3- The title of the comic is, “Ideas can be Weapons,” what ideas do you see as being the most dangerous “weapons” in our current moment?
Nick Thorkelson: Defining freedom as indifference to the common good is an idea that unites neoliberals and the “populist” right. Therein lies the danger, not just to marginalized populations but to everyone. Within the coalition that brought us the 2016 counterrevolution, I doubt that major donors in the oil industry embrace the populist catechism (build the wall, black lives don’t matter, AR-15s keep us safe, etc.). But they fervently believe they have the right to extract and burn fossil fuels to the full extent of profitability, no matter how many homes have to sink into the sea or burn to the ground.
Dave Wagner: What we learned from Mosse is not only that ideas can be weapons but that irrational ideas that cultivate popular insecurities can be mobilized in support of authoritarian movements. In the current moment, the QAnon example, a secular version of themes dealt with in the Mosse comic, is ready to hand.
Paul Buhle: Every project of mine since the launching of Radical America in 1967 has had the purpose of making history useful, then the lessons learned in Mosse’s class, applied by myself and my contributors to a couple journals that I published, special issues of journals, anthological books and my own books/essays, are alive today, or should be. The totality of the leftwing screenwriters during WW2 that Dave Wagner and I examined was devoted to anti-fascism; and the 900 pages of Jews and American Popular Culture, three volumes, was intended to provide a visionary perspective of secular Jewish involvements in modern society; and if my own writing on race and Empire continue to have relevance, then I hope to have made a contribution for today’s movements and expressions.

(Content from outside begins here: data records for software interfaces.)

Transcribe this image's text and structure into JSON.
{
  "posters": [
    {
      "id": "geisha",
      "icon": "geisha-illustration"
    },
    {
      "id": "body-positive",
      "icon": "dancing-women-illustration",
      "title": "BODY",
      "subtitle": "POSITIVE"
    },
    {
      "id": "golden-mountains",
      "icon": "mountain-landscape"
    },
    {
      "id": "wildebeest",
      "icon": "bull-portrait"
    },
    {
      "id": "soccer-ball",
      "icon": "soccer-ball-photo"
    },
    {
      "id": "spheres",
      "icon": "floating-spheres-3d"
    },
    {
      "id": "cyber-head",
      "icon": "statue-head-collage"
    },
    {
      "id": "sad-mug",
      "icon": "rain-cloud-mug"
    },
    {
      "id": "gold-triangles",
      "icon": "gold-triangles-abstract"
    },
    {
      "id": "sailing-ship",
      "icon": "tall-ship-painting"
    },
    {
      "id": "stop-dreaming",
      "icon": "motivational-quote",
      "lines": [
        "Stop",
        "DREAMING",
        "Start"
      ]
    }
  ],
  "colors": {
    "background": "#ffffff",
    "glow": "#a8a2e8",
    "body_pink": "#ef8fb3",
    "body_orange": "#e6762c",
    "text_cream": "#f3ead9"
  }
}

Nick Thorkelson: Nick Thorkelson is a cartoonist living in Provincetown MA. He has done cartoons on local politics for The Boston Globe and in support of organizations working on economic justice, peace, and public health. His graphic biography Herbert Marcuse, Philosopher of Utopia was published by City Lights Books in 2019. He has contributed to a number of Paul Buhle’s nonfiction comics anthologies such as Bohemians and Yiddishkeit, and he is the co-author and/or illustrator of The Underhanded History of the USA, The Legal Rights of Union Stewards, and Economic Meltdown Funnies. He is currently working on a graphic biography of the English artist/socialist William Morris.
Dave Wagner: Dave Wagner is co-author with Paul Buhle of several books on the Hollywood blacklist of writers and directors in the years after WWII and a collaborator with Paul in a graphic version of Howard Zinn’s A People’s History of American Empire and many other comics projects with Nick Thorkelson. A long time ago he was a reporter and arts columnist for The Capital Times in Madison. He later worked at The Arizona Republic in Phoenix as the editor for politics and state and national government.

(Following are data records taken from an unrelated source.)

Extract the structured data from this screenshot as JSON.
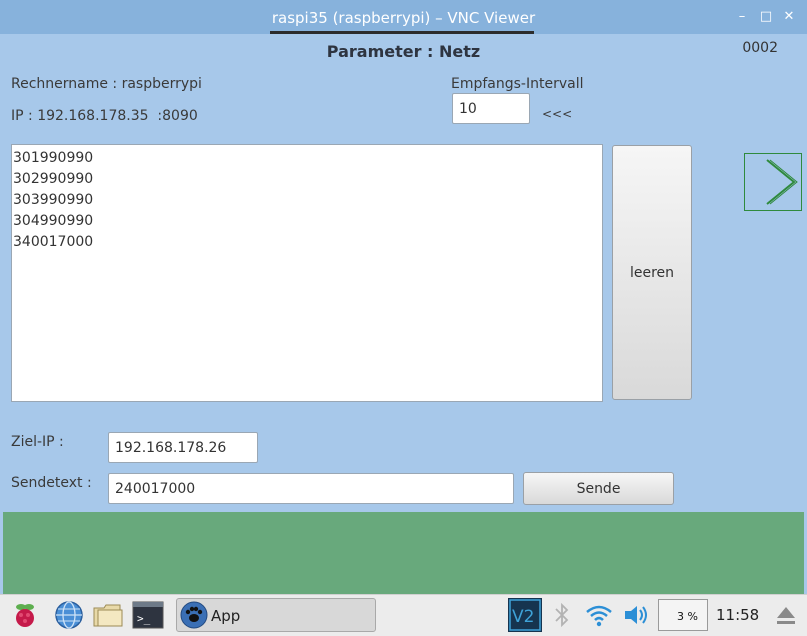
{
  "window": {
    "title": "raspi35 (raspberrypi) – VNC Viewer"
  },
  "page": {
    "heading": "Parameter : Netz",
    "counter": "0002",
    "computer_label": "Rechnername : raspberrypi",
    "ip_label": "IP : 192.168.178.35  :8090",
    "interval_label": "Empfangs-Intervall",
    "interval_value": "10",
    "interval_hint": "<<<",
    "received_lines": [
      "301990990",
      "302990990",
      "303990990",
      "304990990",
      "340017000"
    ],
    "clear_button": "leeren",
    "target_ip_label": "Ziel-IP :",
    "target_ip_value": "192.168.178.26",
    "send_text_label": "Sendetext :",
    "send_text_value": "240017000",
    "send_button": "Sende"
  },
  "taskbar": {
    "app_label": "App",
    "cpu": "3 %",
    "clock": "11:58"
  },
  "colors": {
    "titlebar": "#87b2dc",
    "background": "#a7c8ea",
    "panel_green": "#68a97c",
    "next_outline": "#2f8a3d"
  }
}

Paul Buhle: Paul Buhle, a journal publisher in the New Left and publisher of one of the first Underground Comix, has written or edited many volumes including the biographies of C.L.R. James, William Appleman Willliams and Harvey Kurtzman, returned to comic art with a dozen volumes since 2005 including The Beats, among other subjects. His works, including comics, have been published in more than a dozen languages. He taught at Brown University until retirement.